My objective is to produce the highest quality of product at a predictable cost. I achieve that by employing the best design process practices.
The largest source of cost overruns in any project is changes to the design during the process of development. This is almost always a result of a failure to achieve an informed agreement to the design. I always put a superior effort into communicating my understanding of the client's requirements through a well-structured functional specification. I not only see this as a high priority, but I actually enjoy creating this formal documentation and negotiating through it to agreement by the customer to the proposed design.
Any worthwhile product must be the creation of a team of developers who all have a clear view of the objective and of their individual roles in achieving that objective. This requires a detailed analysis of the components into which the total product can be divided, and the relationship of each component to the other components. This is most effectively achieved through the application of sound design principles and methodologies. The result of this phase of development is a clear design specification.
Given a clear design specification the translation to actual working code is a largely mechanical process for any competent group of implementers. Astonishingly large quantities of clean, well-structured, code can be achieved in short order because the designers do not need to waste time solving design problems in the middle of coding. The use of object oriented programming tools, such as C++ or Java, combined with a sound underlying design for example through the use of design patterns, inevitably means that the majority of implementation errors can be caught automatically during the compile phase.
Once the development team has completed a first implementation of the code it is very useful to take the time to formally review the code. This is called a code inspection. Not only does this step catch most areas where the programmer has misunderstood the specification, but it also provides a great opportunity for passing on knowledge about the software tools and environment, and helps to reduce maintenance costs in the long term by ensuring that code complies with departmental norms for coding style.
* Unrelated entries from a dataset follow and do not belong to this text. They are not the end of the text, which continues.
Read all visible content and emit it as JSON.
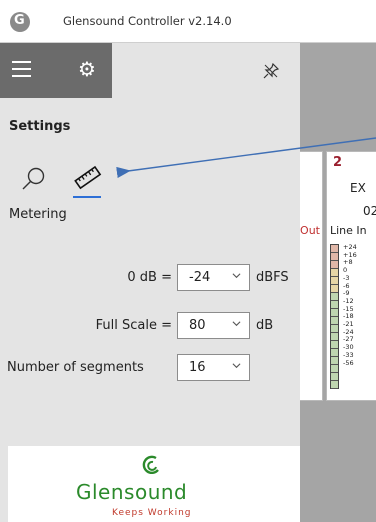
{
  "window": {
    "title": "Glensound Controller v2.14.0"
  },
  "panel": {
    "title": "Settings",
    "tab_label": "Metering",
    "rows": [
      {
        "label": "0 dB =",
        "value": "-24",
        "unit": "dBFS"
      },
      {
        "label": "Full Scale =",
        "value": "80",
        "unit": "dB"
      },
      {
        "label": "Number of segments",
        "value": "16",
        "unit": ""
      }
    ]
  },
  "channels": [
    {
      "number": "",
      "label_partial": "Out"
    },
    {
      "number": "2",
      "name_partial": "EX",
      "sub_partial": "02",
      "label": "Line In"
    }
  ],
  "meter_scale": [
    "+24",
    "+16",
    "+8",
    "0",
    "-3",
    "-6",
    "-9",
    "-12",
    "-15",
    "-18",
    "-21",
    "-24",
    "-27",
    "-30",
    "-33",
    "-56"
  ],
  "brand": {
    "name": "Glensound",
    "tagline": "Keeps Working",
    "brand_green": "#2b8a2b",
    "accent_red": "#c0392b"
  },
  "colors": {
    "accent": "#2d6fd6",
    "panel_bg": "#e4e4e4",
    "panel_header": "#6b6b6b"
  }
}
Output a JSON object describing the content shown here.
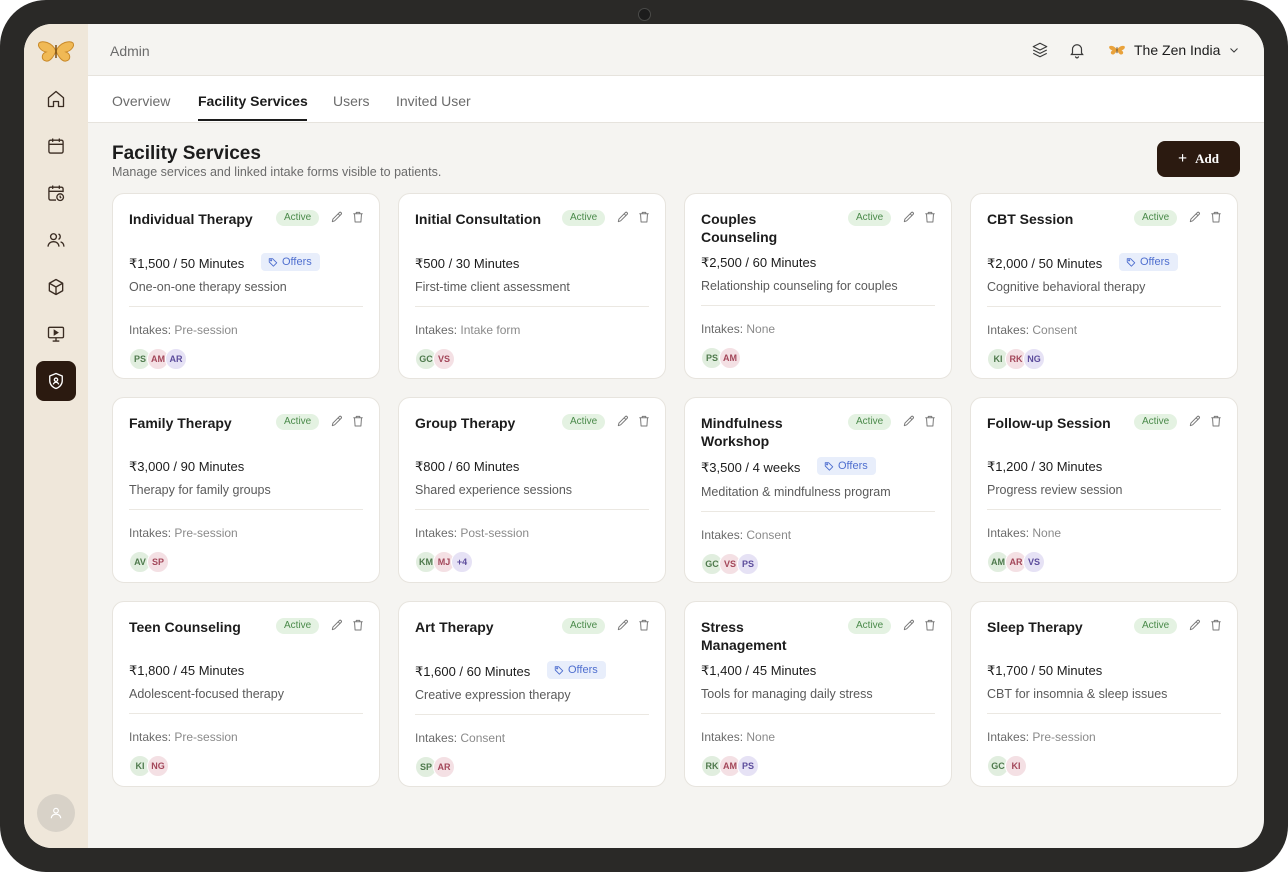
{
  "header": {
    "section": "Admin",
    "org_name": "The Zen India"
  },
  "tabs": [
    {
      "label": "Overview",
      "active": false
    },
    {
      "label": "Facility Services",
      "active": true
    },
    {
      "label": "Users",
      "active": false
    },
    {
      "label": "Invited User",
      "active": false
    }
  ],
  "page": {
    "title": "Facility Services",
    "subtitle": "Manage services and linked intake forms visible to patients.",
    "add_label": "Add"
  },
  "intakes_label": "Intakes:",
  "offers_label": "Offers",
  "sidebar": {
    "items": [
      {
        "icon": "home-icon"
      },
      {
        "icon": "calendar-icon"
      },
      {
        "icon": "calendar-clock-icon"
      },
      {
        "icon": "users-icon"
      },
      {
        "icon": "cube-icon"
      },
      {
        "icon": "presentation-icon"
      },
      {
        "icon": "shield-icon",
        "active": true
      }
    ]
  },
  "services": [
    {
      "name": "Individual Therapy",
      "status": "Active",
      "price": "₹1,500 / 50 Minutes",
      "offers": true,
      "description": "One-on-one therapy session",
      "intakes": "Pre-session",
      "avatars": [
        {
          "i": "PS",
          "c": "g"
        },
        {
          "i": "AM",
          "c": "p"
        },
        {
          "i": "AR",
          "c": "v"
        }
      ]
    },
    {
      "name": "Initial Consultation",
      "status": "Active",
      "price": "₹500 / 30 Minutes",
      "offers": false,
      "description": "First-time client assessment",
      "intakes": "Intake form",
      "avatars": [
        {
          "i": "GC",
          "c": "g"
        },
        {
          "i": "VS",
          "c": "p"
        }
      ]
    },
    {
      "name": "Couples Counseling",
      "status": "Active",
      "price": "₹2,500 / 60 Minutes",
      "offers": false,
      "description": "Relationship counseling for couples",
      "intakes": "None",
      "avatars": [
        {
          "i": "PS",
          "c": "g"
        },
        {
          "i": "AM",
          "c": "p"
        }
      ]
    },
    {
      "name": "CBT Session",
      "status": "Active",
      "price": "₹2,000 / 50 Minutes",
      "offers": true,
      "description": "Cognitive behavioral therapy",
      "intakes": "Consent",
      "avatars": [
        {
          "i": "KI",
          "c": "g"
        },
        {
          "i": "RK",
          "c": "p"
        },
        {
          "i": "NG",
          "c": "v"
        }
      ]
    },
    {
      "name": "Family Therapy",
      "status": "Active",
      "price": "₹3,000 / 90 Minutes",
      "offers": false,
      "description": "Therapy for family groups",
      "intakes": "Pre-session",
      "avatars": [
        {
          "i": "AV",
          "c": "g"
        },
        {
          "i": "SP",
          "c": "p"
        }
      ]
    },
    {
      "name": "Group Therapy",
      "status": "Active",
      "price": "₹800 / 60 Minutes",
      "offers": false,
      "description": "Shared experience sessions",
      "intakes": "Post-session",
      "avatars": [
        {
          "i": "KM",
          "c": "g"
        },
        {
          "i": "MJ",
          "c": "p"
        },
        {
          "i": "+4",
          "c": "v"
        }
      ]
    },
    {
      "name": "Mindfulness Workshop",
      "status": "Active",
      "price": "₹3,500 / 4 weeks",
      "offers": true,
      "description": "Meditation & mindfulness program",
      "intakes": "Consent",
      "avatars": [
        {
          "i": "GC",
          "c": "g"
        },
        {
          "i": "VS",
          "c": "p"
        },
        {
          "i": "PS",
          "c": "v"
        }
      ]
    },
    {
      "name": "Follow-up Session",
      "status": "Active",
      "price": "₹1,200 / 30 Minutes",
      "offers": false,
      "description": "Progress review session",
      "intakes": "None",
      "avatars": [
        {
          "i": "AM",
          "c": "g"
        },
        {
          "i": "AR",
          "c": "p"
        },
        {
          "i": "VS",
          "c": "v"
        }
      ]
    },
    {
      "name": "Teen Counseling",
      "status": "Active",
      "price": "₹1,800 / 45 Minutes",
      "offers": false,
      "description": "Adolescent-focused therapy",
      "intakes": "Pre-session",
      "avatars": [
        {
          "i": "KI",
          "c": "g"
        },
        {
          "i": "NG",
          "c": "p"
        }
      ]
    },
    {
      "name": "Art Therapy",
      "status": "Active",
      "price": "₹1,600 / 60 Minutes",
      "offers": true,
      "description": "Creative expression therapy",
      "intakes": "Consent",
      "avatars": [
        {
          "i": "SP",
          "c": "g"
        },
        {
          "i": "AR",
          "c": "p"
        }
      ]
    },
    {
      "name": "Stress Management",
      "status": "Active",
      "price": "₹1,400 / 45 Minutes",
      "offers": false,
      "description": "Tools for managing daily stress",
      "intakes": "None",
      "avatars": [
        {
          "i": "RK",
          "c": "g"
        },
        {
          "i": "AM",
          "c": "p"
        },
        {
          "i": "PS",
          "c": "v"
        }
      ]
    },
    {
      "name": "Sleep Therapy",
      "status": "Active",
      "price": "₹1,700 / 50 Minutes",
      "offers": false,
      "description": "CBT for insomnia & sleep issues",
      "intakes": "Pre-session",
      "avatars": [
        {
          "i": "GC",
          "c": "g"
        },
        {
          "i": "KI",
          "c": "p"
        }
      ]
    }
  ]
}
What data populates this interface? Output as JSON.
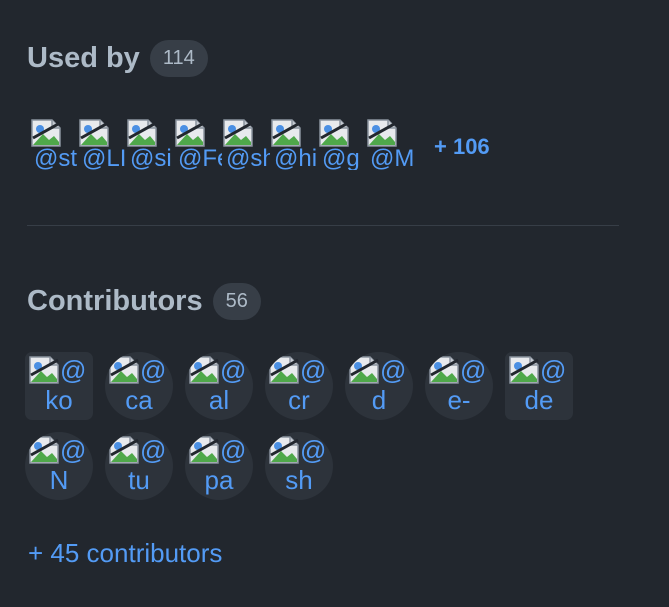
{
  "used_by": {
    "title": "Used by",
    "count": "114",
    "dependents": [
      {
        "text": "@st"
      },
      {
        "text": "@LI"
      },
      {
        "text": "@si"
      },
      {
        "text": "@Fe"
      },
      {
        "text": "@sh"
      },
      {
        "text": "@hi"
      },
      {
        "text": "@g"
      },
      {
        "text": "@M"
      }
    ],
    "more_label": "+ 106",
    "icon": "broken-image-icon"
  },
  "contributors": {
    "title": "Contributors",
    "count": "56",
    "people": [
      {
        "at": "@",
        "login": "ko"
      },
      {
        "at": "@",
        "login": "ca"
      },
      {
        "at": "@",
        "login": "al"
      },
      {
        "at": "@",
        "login": "cr"
      },
      {
        "at": "@",
        "login": "d"
      },
      {
        "at": "@",
        "login": "e-"
      },
      {
        "at": "@",
        "login": "de"
      },
      {
        "at": "@",
        "login": "N"
      },
      {
        "at": "@",
        "login": "tu"
      },
      {
        "at": "@",
        "login": "pa"
      },
      {
        "at": "@",
        "login": "sh"
      }
    ],
    "more_label": "+ 45 contributors"
  },
  "colors": {
    "background": "#22272e",
    "link": "#539bf5",
    "text": "#adbac7",
    "counter_bg": "#373e47"
  }
}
If the preceding steps have been followed diligently there will be very few flaws in the code. The purpose of the testing phase is primarily, therefore, to ensure that the implementation in fact complies with the functional specification, and therefore meets the requirements of the customer. At this stage it is worthwhile to implement automated conformance scripts that can be passed on to the team responsible for verifying the consistency of the entire release package to which the product belongs.
I have always followed this sort of methodology, even before many of these techniques became industry standards. On my very first job, back in the days of punch-cards, I was kidded because I filled in the coding sheets in ink, rather than the pencil that most programmers used because it permitted them to change their minds before they handed the sheets in to the data entry department. But the fact was that before I laid pen to paper I had already worked out the implementation so carefully that there was no need to amend the code. Similarly on the first project I contributed to at Nortel I assumed responsibility for the specification documents and also for the most technically challenging portions of the code. I contributed 30,000 lines of code (OK 12,000 lines of code and 18,000 lines of comments; I love comments) to that project. That was in 1986. 13 years later not a single bug had ever been reported in that code by a customer. Moreover that code was so well structured that several significant enhancements to it slid in easily with no change to the underlying design.